Marienberg Park lies next to the airport and in the shadows of the planes that arrive into and depart from Nuremberg,
Nuremberg, the town known for toys and lebkuchen and the Christkind, first became my home at the end of 2009. Since the beginning, I’ve always felt at home in the city. There was something of the familiar in Nuremberg for me. It felt right and true, like I had been there all along. That’s not to say there weren’t (aren’t?) challenges and bad days, but the feeling mostly felt right.
But it wasn’t until a year ago that I visited the park. I went with friends who wanted to play basketball, which held zero appeal for me but gave me lots of chances to people watch. I was immediately intrigued by what I saw happening around me.
It’s easy to depend on stereotypes. Biergartens, pretzels and gummy bears. Tall serious men. Blond women.
But the authentic Nuremberg truly pulses with diversity, and Marienberg Park maybe is not the heart of that but is rather an important artery. Arteries bear oxygen to our cells, and Marienberg Park delivers a shot of a diverse life in a most unexpected way.
I sat on the hill, watching families bring their grills, their fresh fish, and their tea kettles into the park. Before this moment, I had never dreamed that a tea kettle would have a place inside a city park, but here they were with nearly every group. Gold, silver, red, ornate or plain. Some of them looked like family heirlooms; all of them were fancier and more beautiful than any kettle I’ve ever owned, and, if you didn’t read it before, they were in a park.
My ears caught the strains of music. To my American ears, brought up on 70s and 80s pop music, the music was unfamiliar and unidentifiable. But it was lovely, and the faint wisps of it complemented the dozen or so languages I heard that day. My family and friends playing basketball were speaking the usual mix of English and German with a man speaking Turkish who was cheered on by his Italian friends.
As I watched the men tend the grills, the one cultural constant regardless of language or dress, the white smoke from each family’s grill sort of danced around before rising up and converging with the other smoke clouds so that they all met in a beautiful confluence of haze and spice and sound before drifting off to the sky and the airplanes above us.
It seemed like a gorgeous way to spend a summer’s day, and I felt like maybe I had missed out on an opportunity by not having been the sort of person who would haul a grill and a teapot to a park.
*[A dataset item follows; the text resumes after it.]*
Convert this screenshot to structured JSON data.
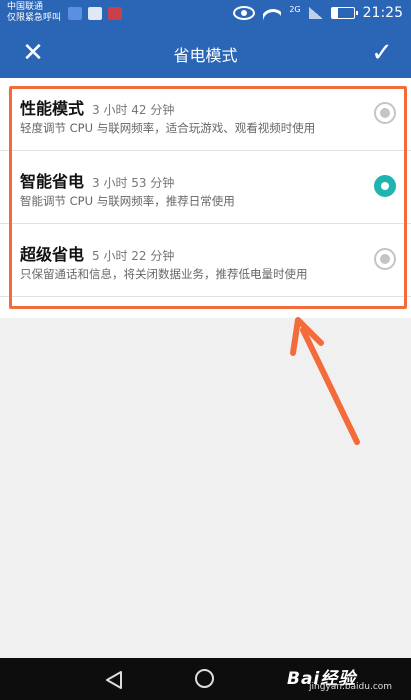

I watched the women set up table games, none of them sold or distributed by Milton Bradley, and noted that there are entire worlds that I know nothing of; their games, their language, their pastimes, and I envied their customs, for having a community where these routines were long standing and important and sacred.
I didn’t dare disturb them although the American in me wanted very much to introduce myself, to ask about the card game they were playing, and perhaps to invite myself for a cup of tea, fresh off the grill.
I’m an outsider and I’m coming to grips with the fact that I always will be. I’m not German or even a European. My German is continually a work in progress. In a city that has been a second home to me, where I sometimes meet resistance in the form of a grumpy bureaucrat or a misread insurance form, it’s like peeling back another layer of the onion to remind myself that Nuremberg is a home for other wanderers, from other lands. As an American abroad it’s easy to forget this. We watch as a Five Guys makes plans to open in the city center, amused to see the most American of cuisine right next to a 500 year old church. Nearly every T-shirt, sign, and song represents something about English speaking culture. As a citizen of a country whose pop culture has taken over the world, it’s often possible to forget the influence of the rest of the world.
I am glad for the perspective.